§ **Required work**:
Once more, print the records exactly as given.

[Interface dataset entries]
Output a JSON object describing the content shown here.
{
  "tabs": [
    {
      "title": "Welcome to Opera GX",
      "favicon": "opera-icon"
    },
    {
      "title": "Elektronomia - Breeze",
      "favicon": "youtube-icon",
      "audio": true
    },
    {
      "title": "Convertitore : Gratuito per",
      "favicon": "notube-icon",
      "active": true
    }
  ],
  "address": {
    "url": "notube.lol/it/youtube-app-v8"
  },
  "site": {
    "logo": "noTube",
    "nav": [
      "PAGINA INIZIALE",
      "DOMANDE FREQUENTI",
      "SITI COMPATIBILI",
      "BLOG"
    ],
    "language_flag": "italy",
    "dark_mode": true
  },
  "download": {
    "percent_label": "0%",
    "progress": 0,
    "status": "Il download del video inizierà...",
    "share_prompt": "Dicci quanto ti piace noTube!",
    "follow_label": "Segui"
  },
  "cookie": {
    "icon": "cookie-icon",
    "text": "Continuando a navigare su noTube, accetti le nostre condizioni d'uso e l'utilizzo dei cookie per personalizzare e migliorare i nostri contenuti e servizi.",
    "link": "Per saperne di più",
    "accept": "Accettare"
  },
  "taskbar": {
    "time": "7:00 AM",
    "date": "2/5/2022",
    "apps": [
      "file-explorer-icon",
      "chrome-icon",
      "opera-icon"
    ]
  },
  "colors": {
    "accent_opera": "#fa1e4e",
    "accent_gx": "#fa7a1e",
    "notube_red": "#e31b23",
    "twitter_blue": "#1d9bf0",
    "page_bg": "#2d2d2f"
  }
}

§ **Exercise output**:
Output a JSON object describing the content shown here.
{
  "tabs": [
    {
      "title": "Welcome to Opera GX",
      "favicon": "opera-icon"
    },
    {
      "title": "Elektronomia - Breeze",
      "favicon": "youtube-icon",
      "audio": true
    },
    {
      "title": "Convertitore : Gratuito per",
      "favicon": "notube-icon",
      "active": true
    }
  ],
  "address": {
    "url": "notube.lol/it/youtube-app-v8"
  },
  "site": {
    "logo": "noTube",
    "nav": [
      "PAGINA INIZIALE",
      "DOMANDE FREQUENTI",
      "SITI COMPATIBILI",
      "BLOG"
    ],
    "language_flag": "italy",
    "dark_mode": true
  },
  "download": {
    "percent_label": "0%",
    "progress": 0,
    "status": "Il download del video inizierà...",
    "share_prompt": "Dicci quanto ti piace noTube!",
    "follow_label": "Segui"
  },
  "cookie": {
    "icon": "cookie-icon",
    "text": "Continuando a navigare su noTube, accetti le nostre condizioni d'uso e l'utilizzo dei cookie per personalizzare e migliorare i nostri contenuti e servizi.",
    "link": "Per saperne di più",
    "accept": "Accettare"
  },
  "taskbar": {
    "time": "7:00 AM",
    "date": "2/5/2022",
    "apps": [
      "file-explorer-icon",
      "chrome-icon",
      "opera-icon"
    ]
  },
  "colors": {
    "accent_opera": "#fa1e4e",
    "accent_gx": "#fa7a1e",
    "notube_red": "#e31b23",
    "twitter_blue": "#1d9bf0",
    "page_bg": "#2d2d2f"
  }
}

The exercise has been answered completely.